Tuesday, January 20, 2015
GRANDMOTHER OLIVE ANSWERS YOUR QUILTING QUESTIONS
Quilting bees are held in someone's house. I or Jean can hold a quilting bee in our house or someone else holds one and invites us. At a quilting bee there is usually a reason for the quilt. It could be someone's son or daughters wedding quilt, a baby quilt, someone lost their house quilt, quilt for a coming auction, a payment quilt, etc.
How many ladies usually get together at once? As many as we can get. Usually, we get between five to ten ladies. On the other hand, sometimes we work with less. If we get more than ten, we don't turn them down either. Sometimes if we are working on more than one quilt, like say for the Haiti auction, we have some working on one quilt and some working on another. We usually let the ladies know a week or so ahead before we hold the quilting bee. Sometimes all the ladies can come, but sometimes, as life goes, some have other plans or commitments that they have to take care of on that day. We try to hold quilting bees after harvesting season in the fall and before planting season in the spring. Like right now, we are making quilts for the Haiti auction. The auction is in June, but we now have the time to make them.

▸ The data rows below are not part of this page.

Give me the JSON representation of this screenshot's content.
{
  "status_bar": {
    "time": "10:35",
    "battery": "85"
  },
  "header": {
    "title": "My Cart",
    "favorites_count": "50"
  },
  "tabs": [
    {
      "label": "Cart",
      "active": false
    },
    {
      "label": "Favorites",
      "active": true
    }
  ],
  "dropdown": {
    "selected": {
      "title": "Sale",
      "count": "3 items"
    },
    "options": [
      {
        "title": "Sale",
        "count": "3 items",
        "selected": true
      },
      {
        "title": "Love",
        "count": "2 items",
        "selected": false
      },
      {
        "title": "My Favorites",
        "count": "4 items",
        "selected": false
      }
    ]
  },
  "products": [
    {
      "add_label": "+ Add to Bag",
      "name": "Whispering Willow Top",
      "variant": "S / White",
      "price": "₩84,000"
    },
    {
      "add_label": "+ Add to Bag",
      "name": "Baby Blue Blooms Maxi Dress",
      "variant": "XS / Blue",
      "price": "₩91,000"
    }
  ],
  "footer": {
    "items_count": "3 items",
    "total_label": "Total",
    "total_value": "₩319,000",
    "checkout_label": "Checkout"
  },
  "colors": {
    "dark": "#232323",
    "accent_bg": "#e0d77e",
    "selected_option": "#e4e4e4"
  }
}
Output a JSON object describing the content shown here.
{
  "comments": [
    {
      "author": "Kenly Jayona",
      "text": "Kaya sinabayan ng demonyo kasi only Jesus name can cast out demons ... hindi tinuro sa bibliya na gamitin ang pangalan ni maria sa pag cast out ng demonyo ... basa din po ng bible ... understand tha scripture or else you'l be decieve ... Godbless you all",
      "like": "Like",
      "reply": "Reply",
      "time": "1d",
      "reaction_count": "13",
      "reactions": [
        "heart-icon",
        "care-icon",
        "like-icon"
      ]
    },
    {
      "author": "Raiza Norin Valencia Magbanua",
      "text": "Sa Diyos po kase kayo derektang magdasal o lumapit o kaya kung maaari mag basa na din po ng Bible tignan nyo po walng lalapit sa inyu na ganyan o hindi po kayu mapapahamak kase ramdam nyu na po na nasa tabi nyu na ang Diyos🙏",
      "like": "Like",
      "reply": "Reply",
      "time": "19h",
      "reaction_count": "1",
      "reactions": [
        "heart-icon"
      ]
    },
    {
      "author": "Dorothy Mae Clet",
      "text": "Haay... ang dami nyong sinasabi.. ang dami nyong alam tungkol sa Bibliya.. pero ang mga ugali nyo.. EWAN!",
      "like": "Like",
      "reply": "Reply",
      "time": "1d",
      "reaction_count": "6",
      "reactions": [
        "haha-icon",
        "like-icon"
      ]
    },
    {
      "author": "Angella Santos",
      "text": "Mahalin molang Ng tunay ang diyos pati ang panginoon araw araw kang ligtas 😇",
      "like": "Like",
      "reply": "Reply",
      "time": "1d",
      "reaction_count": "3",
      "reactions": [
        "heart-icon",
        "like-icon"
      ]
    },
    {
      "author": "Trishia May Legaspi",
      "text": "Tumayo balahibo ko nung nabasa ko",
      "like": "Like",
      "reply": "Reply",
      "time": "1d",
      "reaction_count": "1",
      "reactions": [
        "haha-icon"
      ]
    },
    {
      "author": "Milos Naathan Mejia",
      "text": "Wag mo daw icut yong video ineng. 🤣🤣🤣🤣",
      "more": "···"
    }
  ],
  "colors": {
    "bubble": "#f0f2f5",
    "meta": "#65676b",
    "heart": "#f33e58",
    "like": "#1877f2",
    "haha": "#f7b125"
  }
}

The pattern is decided before we have a quilting bee. If it is for say the Haiti Auction, we ladies usually talk after church and decide what we want. If we are making for us to personally sell or for ourselves we have to make up our minds. Sometimes it is something we have made before. Maybe a pattern that has been passed down for years. Sometimes we look at the material we have and figure out what kind of a pattern would look well. Maybe is a pattern that we think up.
Some patterns we make to sell, we wouldn't make for ourselves. Like the wedding ring quilt, for example. We don't wear rings or jewelry so we wouldn't put it in a quilt for us. But we make them because they are a great seller to Englishers. I made a quilt for someone once, they wanted a car in it. So I worked up a pattern with a car in it.
Do we purchase fabric specifically for a pattern or does everyone bring their extra fabric and we decide on a pattern from what we have? Today, we usually purchase fabric for a specific pattern. Back when I was a little girl, we use to go to the store to buy material for a quilt and all you could get was white. You had to take it home and dye it to the colors you needed. My Grandmother told me, when she was little girl, they use to make the fabric - then color it. So I am glad we can go to the store and buy it today.
Notice I said usually, because sometimes we do bring our extra fabric and decide what the pattern will be or maybe make a patchwork quilt. It is fun to put all the materials together and see what colors go with what - and what don't. It is sort of a mix and match. Then we decide if a specific pattern comes to someone. Sometimes we just cut the material into squares and mix and match. We don't want good material to go to waste.
Is everything hand done or do you use a sewing machine? Well, now, in most cases, the pattern is done by sewing machine. Not all, but most. At the quilting bee, we sew the batting, the bottom and pattern together. Some people still do the pattern by hand, but most are done by machine.
Do we put the quilt on a frame to quilt the layers together? If we do use a big frame where is it stored before visits to work on? Yes, we usually put the quilt in a frame to quilt the layers together. Where do I keep my quilt frame? When Jean and David added on the addition for Albert and I, they put on a sewing room for me which made Albert very happy. Albert didn't care to see all my sewing materials all over the kitchen table. So I keep my frame in the sewing room. Jean has her frame in her and David's bedroom, but David is thinking in his third remodeling of finding a room for Jean's frame and other sewing materials. Jean would like it so she, Susan and maybe Katie, too, could all be working there sewing. I have been in homes where they are set up in the living room. .
I hope this has told your more about our Old Order Mennonite quilting. If you have more questions, just ask.
Be With God,